--- WHAT IS NEEDED ---
Repeat every entry exactly as it stands. Omit the images.

--- DATA SHOWN ---
- Opening Delimiter -
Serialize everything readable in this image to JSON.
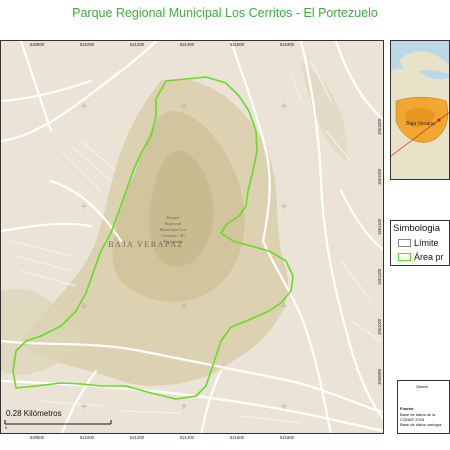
{
  "title": "Parque Regional Municipal Los Cerritos - El Portezuelo",
  "map": {
    "region_label": "BAJA VERAPAZ",
    "park_label_lines": [
      "Parque",
      "Regional",
      "Municipal Los",
      "Cerritos - El",
      "Portezuelo"
    ],
    "x_ticks_top": [
      "520800",
      "521000",
      "521200",
      "521400",
      "521600",
      "521800"
    ],
    "x_ticks_bottom": [
      "520800",
      "521000",
      "521200",
      "521400",
      "521600",
      "521800"
    ],
    "y_ticks_right": [
      "1661800",
      "1661600",
      "1661400",
      "1661200",
      "1661000",
      "1660800"
    ],
    "scale": {
      "label": "0.28 Kilómetros",
      "ticks": [
        "0"
      ]
    },
    "colors": {
      "base": "#ebe4d6",
      "relief": "#d8cfae",
      "boundary": "#66dd22",
      "roads": "#ffffff"
    }
  },
  "inset": {
    "label": "Baja Verapaz",
    "colors": {
      "water": "#bcd7e8",
      "land": "#e8e2c8",
      "department": "#f0a830",
      "marker": "#cc2222"
    }
  },
  "legend": {
    "title": "Simbologia",
    "items": [
      {
        "label": "Límite",
        "color": "#ffffff",
        "border": "#888888"
      },
      {
        "label": "Área pr",
        "color": "#ffffff",
        "border": "#66dd22"
      }
    ]
  },
  "info": {
    "heading": "Sistem",
    "source_label": "Fuente:",
    "lines": [
      "Base de datos de la",
      "CONAP 2016",
      "Base de datos cartogra"
    ]
  }
}
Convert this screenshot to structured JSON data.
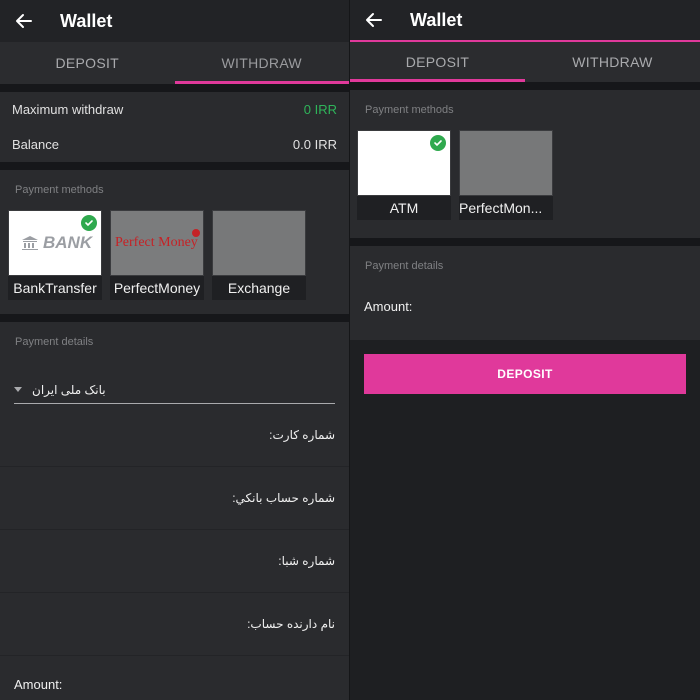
{
  "left": {
    "app_title": "Wallet",
    "tabs": [
      {
        "label": "DEPOSIT",
        "active": false
      },
      {
        "label": "WITHDRAW",
        "active": true
      }
    ],
    "info": {
      "max_withdraw_label": "Maximum withdraw",
      "max_withdraw_value": "0 IRR",
      "balance_label": "Balance",
      "balance_value": "0.0 IRR"
    },
    "payment_methods_label": "Payment methods",
    "methods": [
      {
        "label": "BankTransfer",
        "logo_text": "BANK",
        "selected": true
      },
      {
        "label": "PerfectMoney",
        "logo_text": "Perfect Money",
        "selected": false
      },
      {
        "label": "Exchange",
        "selected": false
      }
    ],
    "payment_details_label": "Payment details",
    "bank_select_value": "بانک ملی ایران",
    "fields": [
      "شماره کارت:",
      "شماره حساب بانکي:",
      "شماره شبا:",
      "نام دارنده حساب:"
    ],
    "amount_label": "Amount:"
  },
  "right": {
    "app_title": "Wallet",
    "tabs": [
      {
        "label": "DEPOSIT",
        "active": true
      },
      {
        "label": "WITHDRAW",
        "active": false
      }
    ],
    "payment_methods_label": "Payment methods",
    "methods": [
      {
        "label": "ATM",
        "selected": true
      },
      {
        "label": "PerfectMon...",
        "selected": false
      }
    ],
    "payment_details_label": "Payment details",
    "amount_label": "Amount:",
    "deposit_button": "DEPOSIT"
  },
  "colors": {
    "accent": "#e0399b",
    "success": "#2fb45a",
    "background": "#1e1f22",
    "card": "#2a2b2e"
  },
  "icons": [
    "back-arrow-icon",
    "check-circle-icon",
    "bank-building-icon",
    "dropdown-caret-icon"
  ]
}
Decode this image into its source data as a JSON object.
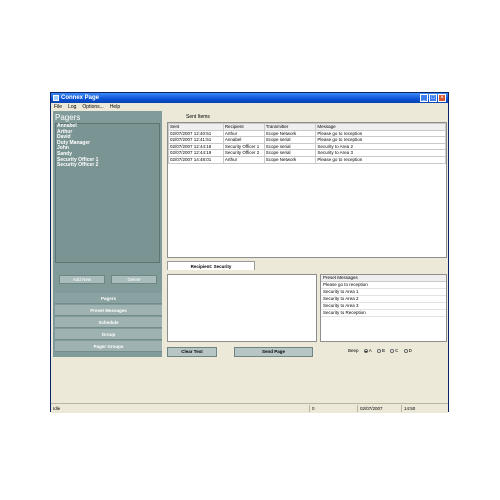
{
  "window": {
    "title": "Connex Page"
  },
  "menu": [
    "File",
    "Log",
    "Options...",
    "Help"
  ],
  "sidebar": {
    "title": "Pagers",
    "pagers": [
      "Annabel",
      "Arthur",
      "David",
      "Duty Manager",
      "John",
      "Sandy",
      "Security Officer 1",
      "Security Officer 2"
    ],
    "add_label": "Add New",
    "delete_label": "Delete",
    "nav": [
      "Pagers",
      "Preset Messages",
      "Schedule",
      "Group",
      "Pager Groups"
    ]
  },
  "sent_items": {
    "label": "Sent Items",
    "columns": [
      "Sent",
      "Recipient",
      "Transmitter",
      "Message"
    ],
    "rows": [
      [
        "02/07/2007 12:40:51",
        "Arthur",
        "Scope Network",
        "Please go to reception"
      ],
      [
        "02/07/2007 12:41:51",
        "Annabel",
        "Scope serial",
        "Please go to reception"
      ],
      [
        "02/07/2007 12:44:18",
        "Security Officer 1",
        "Scope serial",
        "Security to Area 2"
      ],
      [
        "02/07/2007 12:44:19",
        "Security Officer 2",
        "Scope serial",
        "Security to Area 3"
      ],
      [
        "02/07/2007 14:48:01",
        "Arthur",
        "Scope Network",
        "Please go to reception"
      ]
    ]
  },
  "compose": {
    "recipient_tab": "Recipient: Security",
    "message": "",
    "preset_header": "Preset Messages",
    "presets": [
      "Please go to reception",
      "Security to Area 1",
      "Security to Area 2",
      "Security to Area 3",
      "Security to Reception"
    ],
    "clear_label": "Clear Text",
    "send_label": "Send Page",
    "beep_label": "Beep",
    "beep_options": [
      "A",
      "B",
      "C",
      "D"
    ],
    "beep_selected": "A"
  },
  "status": {
    "text": "Idle",
    "count": "0",
    "date": "02/07/2007",
    "time": "14:50"
  }
}
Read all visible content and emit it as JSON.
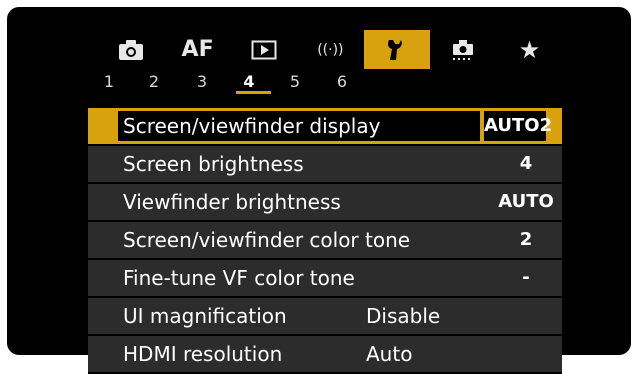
{
  "tabs": [
    {
      "icon": "camera-icon",
      "label": ""
    },
    {
      "icon": "af-icon",
      "label": "AF"
    },
    {
      "icon": "playback-icon",
      "label": ""
    },
    {
      "icon": "wireless-icon",
      "label": "((·))"
    },
    {
      "icon": "wrench-icon",
      "label": ""
    },
    {
      "icon": "custom-functions-icon",
      "label": ""
    },
    {
      "icon": "star-icon",
      "label": "★"
    }
  ],
  "subtabs": [
    "1",
    "2",
    "3",
    "4",
    "5",
    "6"
  ],
  "active_subtab": "4",
  "menu": {
    "items": [
      {
        "label": "Screen/viewfinder display",
        "value": "AUTO2"
      },
      {
        "label": "Screen brightness",
        "value": "4"
      },
      {
        "label": "Viewfinder brightness",
        "value": "AUTO"
      },
      {
        "label": "Screen/viewfinder color tone",
        "value": "2"
      },
      {
        "label": "Fine-tune VF color tone",
        "value": "-"
      },
      {
        "label": "UI magnification",
        "value": "Disable"
      },
      {
        "label": "HDMI resolution",
        "value": "Auto"
      }
    ]
  },
  "colors": {
    "accent": "#d7a20e",
    "row_bg": "#2c2c2c",
    "screen_bg": "#000000"
  }
}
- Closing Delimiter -
--- ANSWER AREA ---
Serialize everything readable in this image to JSON.
{
  "title": "Parque Regional Municipal Los Cerritos - El Portezuelo",
  "map": {
    "region_label": "BAJA VERAPAZ",
    "park_label_lines": [
      "Parque",
      "Regional",
      "Municipal Los",
      "Cerritos - El",
      "Portezuelo"
    ],
    "x_ticks_top": [
      "520800",
      "521000",
      "521200",
      "521400",
      "521600",
      "521800"
    ],
    "x_ticks_bottom": [
      "520800",
      "521000",
      "521200",
      "521400",
      "521600",
      "521800"
    ],
    "y_ticks_right": [
      "1661800",
      "1661600",
      "1661400",
      "1661200",
      "1661000",
      "1660800"
    ],
    "scale": {
      "label": "0.28 Kilómetros",
      "ticks": [
        "0"
      ]
    },
    "colors": {
      "base": "#ebe4d6",
      "relief": "#d8cfae",
      "boundary": "#66dd22",
      "roads": "#ffffff"
    }
  },
  "inset": {
    "label": "Baja Verapaz",
    "colors": {
      "water": "#bcd7e8",
      "land": "#e8e2c8",
      "department": "#f0a830",
      "marker": "#cc2222"
    }
  },
  "legend": {
    "title": "Simbologia",
    "items": [
      {
        "label": "Límite",
        "color": "#ffffff",
        "border": "#888888"
      },
      {
        "label": "Área pr",
        "color": "#ffffff",
        "border": "#66dd22"
      }
    ]
  },
  "info": {
    "heading": "Sistem",
    "source_label": "Fuente:",
    "lines": [
      "Base de datos de la",
      "CONAP 2016",
      "Base de datos cartogra"
    ]
  }
}
Convert this screenshot to structured JSON data.
{
  "left": {
    "app_title": "Wallet",
    "tabs": [
      {
        "label": "DEPOSIT",
        "active": false
      },
      {
        "label": "WITHDRAW",
        "active": true
      }
    ],
    "info": {
      "max_withdraw_label": "Maximum withdraw",
      "max_withdraw_value": "0 IRR",
      "balance_label": "Balance",
      "balance_value": "0.0 IRR"
    },
    "payment_methods_label": "Payment methods",
    "methods": [
      {
        "label": "BankTransfer",
        "logo_text": "BANK",
        "selected": true
      },
      {
        "label": "PerfectMoney",
        "logo_text": "Perfect Money",
        "selected": false
      },
      {
        "label": "Exchange",
        "selected": false
      }
    ],
    "payment_details_label": "Payment details",
    "bank_select_value": "بانک ملی ایران",
    "fields": [
      "شماره کارت:",
      "شماره حساب بانکي:",
      "شماره شبا:",
      "نام دارنده حساب:"
    ],
    "amount_label": "Amount:"
  },
  "right": {
    "app_title": "Wallet",
    "tabs": [
      {
        "label": "DEPOSIT",
        "active": true
      },
      {
        "label": "WITHDRAW",
        "active": false
      }
    ],
    "payment_methods_label": "Payment methods",
    "methods": [
      {
        "label": "ATM",
        "selected": true
      },
      {
        "label": "PerfectMon...",
        "selected": false
      }
    ],
    "payment_details_label": "Payment details",
    "amount_label": "Amount:",
    "deposit_button": "DEPOSIT"
  },
  "colors": {
    "accent": "#e0399b",
    "success": "#2fb45a",
    "background": "#1e1f22",
    "card": "#2a2b2e"
  },
  "icons": [
    "back-arrow-icon",
    "check-circle-icon",
    "bank-building-icon",
    "dropdown-caret-icon"
  ]
}
Decode this image into its source data as a JSON object.
{
  "window": {
    "title": "Connex Page"
  },
  "menu": [
    "File",
    "Log",
    "Options...",
    "Help"
  ],
  "sidebar": {
    "title": "Pagers",
    "pagers": [
      "Annabel",
      "Arthur",
      "David",
      "Duty Manager",
      "John",
      "Sandy",
      "Security Officer 1",
      "Security Officer 2"
    ],
    "add_label": "Add New",
    "delete_label": "Delete",
    "nav": [
      "Pagers",
      "Preset Messages",
      "Schedule",
      "Group",
      "Pager Groups"
    ]
  },
  "sent_items": {
    "label": "Sent Items",
    "columns": [
      "Sent",
      "Recipient",
      "Transmitter",
      "Message"
    ],
    "rows": [
      [
        "02/07/2007 12:40:51",
        "Arthur",
        "Scope Network",
        "Please go to reception"
      ],
      [
        "02/07/2007 12:41:51",
        "Annabel",
        "Scope serial",
        "Please go to reception"
      ],
      [
        "02/07/2007 12:44:18",
        "Security Officer 1",
        "Scope serial",
        "Security to Area 2"
      ],
      [
        "02/07/2007 12:44:19",
        "Security Officer 2",
        "Scope serial",
        "Security to Area 3"
      ],
      [
        "02/07/2007 14:48:01",
        "Arthur",
        "Scope Network",
        "Please go to reception"
      ]
    ]
  },
  "compose": {
    "recipient_tab": "Recipient: Security",
    "message": "",
    "preset_header": "Preset Messages",
    "presets": [
      "Please go to reception",
      "Security to Area 1",
      "Security to Area 2",
      "Security to Area 3",
      "Security to Reception"
    ],
    "clear_label": "Clear Text",
    "send_label": "Send Page",
    "beep_label": "Beep",
    "beep_options": [
      "A",
      "B",
      "C",
      "D"
    ],
    "beep_selected": "A"
  },
  "status": {
    "text": "Idle",
    "count": "0",
    "date": "02/07/2007",
    "time": "14:50"
  }
}
Read all visible content and emit it as JSON.
{
  "tabs": [
    {
      "icon": "camera-icon",
      "label": ""
    },
    {
      "icon": "af-icon",
      "label": "AF"
    },
    {
      "icon": "playback-icon",
      "label": ""
    },
    {
      "icon": "wireless-icon",
      "label": "((·))"
    },
    {
      "icon": "wrench-icon",
      "label": ""
    },
    {
      "icon": "custom-functions-icon",
      "label": ""
    },
    {
      "icon": "star-icon",
      "label": "★"
    }
  ],
  "subtabs": [
    "1",
    "2",
    "3",
    "4",
    "5",
    "6"
  ],
  "active_subtab": "4",
  "menu": {
    "items": [
      {
        "label": "Screen/viewfinder display",
        "value": "AUTO2"
      },
      {
        "label": "Screen brightness",
        "value": "4"
      },
      {
        "label": "Viewfinder brightness",
        "value": "AUTO"
      },
      {
        "label": "Screen/viewfinder color tone",
        "value": "2"
      },
      {
        "label": "Fine-tune VF color tone",
        "value": "-"
      },
      {
        "label": "UI magnification",
        "value": "Disable"
      },
      {
        "label": "HDMI resolution",
        "value": "Auto"
      }
    ]
  },
  "colors": {
    "accent": "#d7a20e",
    "row_bg": "#2c2c2c",
    "screen_bg": "#000000"
  }
}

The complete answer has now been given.